1. Should I duct my unit? In what situations would I duct a unit?
Ducting is usually not necessary but is sometimes needed when air flow is restricted. For example, additions, L-shaped areas, separate “rooms” or very uneven levels may restrict air flow. Ducting can be added later if monitoring indicates a problem. It is recommended to always duct on the supply side of the dehumidifier with flex-duct, then duct into the remote area, or split the duct and push air into multiple areas. Monitor with a thermo-hygrometer so you can adjust as needed.
2. Where should my unit be placed in the crawlspace?
There’s no universal answer because every crawlspace is different.
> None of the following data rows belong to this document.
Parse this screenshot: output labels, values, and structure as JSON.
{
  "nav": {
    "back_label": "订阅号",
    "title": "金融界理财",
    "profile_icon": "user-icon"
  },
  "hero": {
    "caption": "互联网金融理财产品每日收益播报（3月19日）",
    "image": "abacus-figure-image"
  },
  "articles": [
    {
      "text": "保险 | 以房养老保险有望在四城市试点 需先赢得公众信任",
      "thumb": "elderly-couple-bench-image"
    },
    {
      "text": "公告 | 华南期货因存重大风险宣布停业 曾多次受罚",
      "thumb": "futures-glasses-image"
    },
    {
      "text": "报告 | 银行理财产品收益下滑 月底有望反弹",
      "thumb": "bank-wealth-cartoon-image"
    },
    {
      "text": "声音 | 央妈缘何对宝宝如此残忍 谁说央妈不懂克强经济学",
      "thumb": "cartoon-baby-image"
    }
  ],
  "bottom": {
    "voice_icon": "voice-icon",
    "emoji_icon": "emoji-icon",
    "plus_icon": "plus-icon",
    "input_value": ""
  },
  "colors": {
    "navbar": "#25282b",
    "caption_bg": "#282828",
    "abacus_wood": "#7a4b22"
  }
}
In general, a central location is obviously best, and even though the units are quiet, avoid placing them under bedrooms. Available drainage is a factor, as is a power source — no extension cords, please!
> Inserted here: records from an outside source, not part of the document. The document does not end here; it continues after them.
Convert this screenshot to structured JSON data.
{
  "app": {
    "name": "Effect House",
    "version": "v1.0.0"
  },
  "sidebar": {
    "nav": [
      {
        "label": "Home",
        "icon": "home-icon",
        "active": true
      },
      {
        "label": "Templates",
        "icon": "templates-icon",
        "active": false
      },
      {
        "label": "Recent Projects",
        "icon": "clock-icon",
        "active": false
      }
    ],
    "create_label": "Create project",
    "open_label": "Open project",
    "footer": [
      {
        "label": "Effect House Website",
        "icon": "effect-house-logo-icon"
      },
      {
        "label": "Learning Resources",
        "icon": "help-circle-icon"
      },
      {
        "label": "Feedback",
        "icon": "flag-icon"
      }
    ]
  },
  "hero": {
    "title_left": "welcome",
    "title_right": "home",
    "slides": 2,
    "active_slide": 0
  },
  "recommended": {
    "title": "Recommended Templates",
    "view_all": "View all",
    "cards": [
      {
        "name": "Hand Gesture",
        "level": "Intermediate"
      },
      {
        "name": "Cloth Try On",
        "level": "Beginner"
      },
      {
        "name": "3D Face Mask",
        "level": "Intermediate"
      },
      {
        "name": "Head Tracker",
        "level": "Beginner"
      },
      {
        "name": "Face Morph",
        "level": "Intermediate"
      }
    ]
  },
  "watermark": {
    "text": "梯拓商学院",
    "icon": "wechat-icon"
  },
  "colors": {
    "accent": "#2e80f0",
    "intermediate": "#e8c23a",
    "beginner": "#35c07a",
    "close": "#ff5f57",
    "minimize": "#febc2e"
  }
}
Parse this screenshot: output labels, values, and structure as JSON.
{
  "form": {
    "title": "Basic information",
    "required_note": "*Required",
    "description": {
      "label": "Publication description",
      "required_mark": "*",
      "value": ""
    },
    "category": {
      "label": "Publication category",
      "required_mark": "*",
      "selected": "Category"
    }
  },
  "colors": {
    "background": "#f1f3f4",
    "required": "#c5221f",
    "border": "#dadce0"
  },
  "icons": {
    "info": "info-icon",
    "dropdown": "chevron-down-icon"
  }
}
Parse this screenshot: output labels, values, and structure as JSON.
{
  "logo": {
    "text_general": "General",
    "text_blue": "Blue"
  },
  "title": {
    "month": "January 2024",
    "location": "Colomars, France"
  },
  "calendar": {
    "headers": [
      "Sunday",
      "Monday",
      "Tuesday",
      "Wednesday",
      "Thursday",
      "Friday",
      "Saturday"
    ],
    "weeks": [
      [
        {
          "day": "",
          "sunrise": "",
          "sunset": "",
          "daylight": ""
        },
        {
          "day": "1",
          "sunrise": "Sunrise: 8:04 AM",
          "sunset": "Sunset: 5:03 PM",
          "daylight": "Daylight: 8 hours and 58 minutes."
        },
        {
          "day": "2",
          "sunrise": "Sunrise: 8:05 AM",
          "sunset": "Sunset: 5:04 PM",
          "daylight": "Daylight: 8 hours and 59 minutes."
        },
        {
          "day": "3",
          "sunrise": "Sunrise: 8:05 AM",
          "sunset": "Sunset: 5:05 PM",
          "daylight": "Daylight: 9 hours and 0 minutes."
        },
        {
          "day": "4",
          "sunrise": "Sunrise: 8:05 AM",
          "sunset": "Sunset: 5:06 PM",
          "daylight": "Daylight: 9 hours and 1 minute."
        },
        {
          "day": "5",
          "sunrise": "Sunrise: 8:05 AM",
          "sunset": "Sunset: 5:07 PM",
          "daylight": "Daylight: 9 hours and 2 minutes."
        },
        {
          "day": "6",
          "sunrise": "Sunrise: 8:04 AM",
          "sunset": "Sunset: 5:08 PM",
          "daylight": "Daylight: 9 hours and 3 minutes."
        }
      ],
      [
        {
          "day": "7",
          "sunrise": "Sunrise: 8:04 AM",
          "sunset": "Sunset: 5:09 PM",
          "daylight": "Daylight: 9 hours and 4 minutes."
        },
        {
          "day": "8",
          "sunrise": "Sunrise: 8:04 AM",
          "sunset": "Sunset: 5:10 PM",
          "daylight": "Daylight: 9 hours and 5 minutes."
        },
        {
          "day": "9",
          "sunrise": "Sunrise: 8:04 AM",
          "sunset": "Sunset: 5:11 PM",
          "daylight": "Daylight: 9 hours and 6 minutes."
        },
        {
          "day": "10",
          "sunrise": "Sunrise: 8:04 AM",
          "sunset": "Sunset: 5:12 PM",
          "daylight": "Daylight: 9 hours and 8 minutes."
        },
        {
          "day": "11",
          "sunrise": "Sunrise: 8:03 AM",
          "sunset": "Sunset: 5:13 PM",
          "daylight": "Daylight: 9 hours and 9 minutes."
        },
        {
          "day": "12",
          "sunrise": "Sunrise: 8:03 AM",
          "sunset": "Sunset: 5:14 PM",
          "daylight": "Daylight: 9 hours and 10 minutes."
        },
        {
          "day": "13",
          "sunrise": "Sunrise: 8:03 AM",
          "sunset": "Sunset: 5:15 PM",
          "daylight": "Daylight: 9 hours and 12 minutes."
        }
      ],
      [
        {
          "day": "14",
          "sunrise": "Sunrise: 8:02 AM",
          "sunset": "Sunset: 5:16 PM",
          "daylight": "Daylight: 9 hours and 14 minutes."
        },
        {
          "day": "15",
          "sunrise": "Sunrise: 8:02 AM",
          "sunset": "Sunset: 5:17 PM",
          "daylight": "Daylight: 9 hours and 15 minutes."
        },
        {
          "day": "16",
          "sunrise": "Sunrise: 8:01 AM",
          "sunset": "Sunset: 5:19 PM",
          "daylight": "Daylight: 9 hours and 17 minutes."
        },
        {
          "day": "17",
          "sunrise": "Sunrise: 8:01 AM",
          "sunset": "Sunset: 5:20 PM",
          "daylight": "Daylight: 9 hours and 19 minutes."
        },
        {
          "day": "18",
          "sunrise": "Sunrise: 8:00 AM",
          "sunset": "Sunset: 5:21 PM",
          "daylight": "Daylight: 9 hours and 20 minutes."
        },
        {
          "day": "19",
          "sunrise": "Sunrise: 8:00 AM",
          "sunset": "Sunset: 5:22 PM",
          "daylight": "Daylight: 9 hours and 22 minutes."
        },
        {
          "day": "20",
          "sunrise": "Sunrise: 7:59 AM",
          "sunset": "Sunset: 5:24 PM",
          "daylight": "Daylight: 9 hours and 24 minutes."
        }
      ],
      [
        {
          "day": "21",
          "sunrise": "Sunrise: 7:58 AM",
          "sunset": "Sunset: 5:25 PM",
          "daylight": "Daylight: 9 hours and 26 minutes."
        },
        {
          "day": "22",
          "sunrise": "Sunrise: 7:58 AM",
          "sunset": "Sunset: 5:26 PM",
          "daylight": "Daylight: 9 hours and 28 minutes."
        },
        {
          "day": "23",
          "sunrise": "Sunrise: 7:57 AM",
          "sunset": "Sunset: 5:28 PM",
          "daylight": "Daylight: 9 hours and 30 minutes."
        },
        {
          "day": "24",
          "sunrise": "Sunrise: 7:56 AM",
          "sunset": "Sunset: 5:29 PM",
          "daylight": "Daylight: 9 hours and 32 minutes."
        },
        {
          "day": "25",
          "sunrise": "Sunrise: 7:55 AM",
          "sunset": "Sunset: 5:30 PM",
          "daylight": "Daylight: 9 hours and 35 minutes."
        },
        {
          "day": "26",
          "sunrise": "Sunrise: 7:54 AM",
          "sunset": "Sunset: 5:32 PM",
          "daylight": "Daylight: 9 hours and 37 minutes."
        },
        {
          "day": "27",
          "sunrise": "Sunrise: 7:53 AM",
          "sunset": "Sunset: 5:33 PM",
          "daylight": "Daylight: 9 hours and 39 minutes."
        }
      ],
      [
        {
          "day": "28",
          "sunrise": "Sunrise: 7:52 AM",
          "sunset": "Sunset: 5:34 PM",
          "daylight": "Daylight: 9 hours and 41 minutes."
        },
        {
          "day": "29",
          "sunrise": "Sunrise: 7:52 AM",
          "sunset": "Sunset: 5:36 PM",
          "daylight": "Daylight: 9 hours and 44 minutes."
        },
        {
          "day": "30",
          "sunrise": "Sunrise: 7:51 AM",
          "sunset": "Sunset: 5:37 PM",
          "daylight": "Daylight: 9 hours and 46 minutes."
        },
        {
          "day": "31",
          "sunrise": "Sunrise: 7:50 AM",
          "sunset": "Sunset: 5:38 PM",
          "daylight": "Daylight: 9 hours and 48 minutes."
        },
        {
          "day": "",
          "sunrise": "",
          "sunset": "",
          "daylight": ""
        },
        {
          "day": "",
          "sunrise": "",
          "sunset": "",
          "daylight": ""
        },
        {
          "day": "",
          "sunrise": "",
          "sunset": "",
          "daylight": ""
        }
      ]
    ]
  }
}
3. How/where do I drain the water?
Again, this can vary quite a bit, but the idea is to find the best exit area to get the water out of the crawlspace and safely away from the foundation. Drain to:
- Positive drain
- Gravity to the exterior
- Condensate pump
- Sump pump
- Use existing systems (HVAC condensate line)
4. Do I need to hang the unit or can I just put it on the ground?
The unit should perform well either way. If you hang a unit, it gives you more elevation for a gravity drain and you can place a condensate pump underneath if needed. In lower crawlspaces, placing the unit on the ground may be necessary. Just make sure it’s not directly on the ground by using risers, and make sure it’s level. Our individual risers make this a lot easier to do.
5. What size unit do I need for my crawlspace?
There’s probably a threshold of about 3,000 square feet for most 70- to 75-pint dehumidifiers. For crawlspaces of unusual size and/or unusual moisture problems, larger or multiple units may be needed. Always monitor your space and shoot for a relative humidity that’s in the range of 50-60%. You don’t want it too dry because that can shrink wood joists or flooring. Too wet, and the possibility for mold and wood decay fungus increases. Keep in mind a properly closed crawlspace has very little moisture exposure. Our studies show less than 3 pints per day per 1,000 square feet.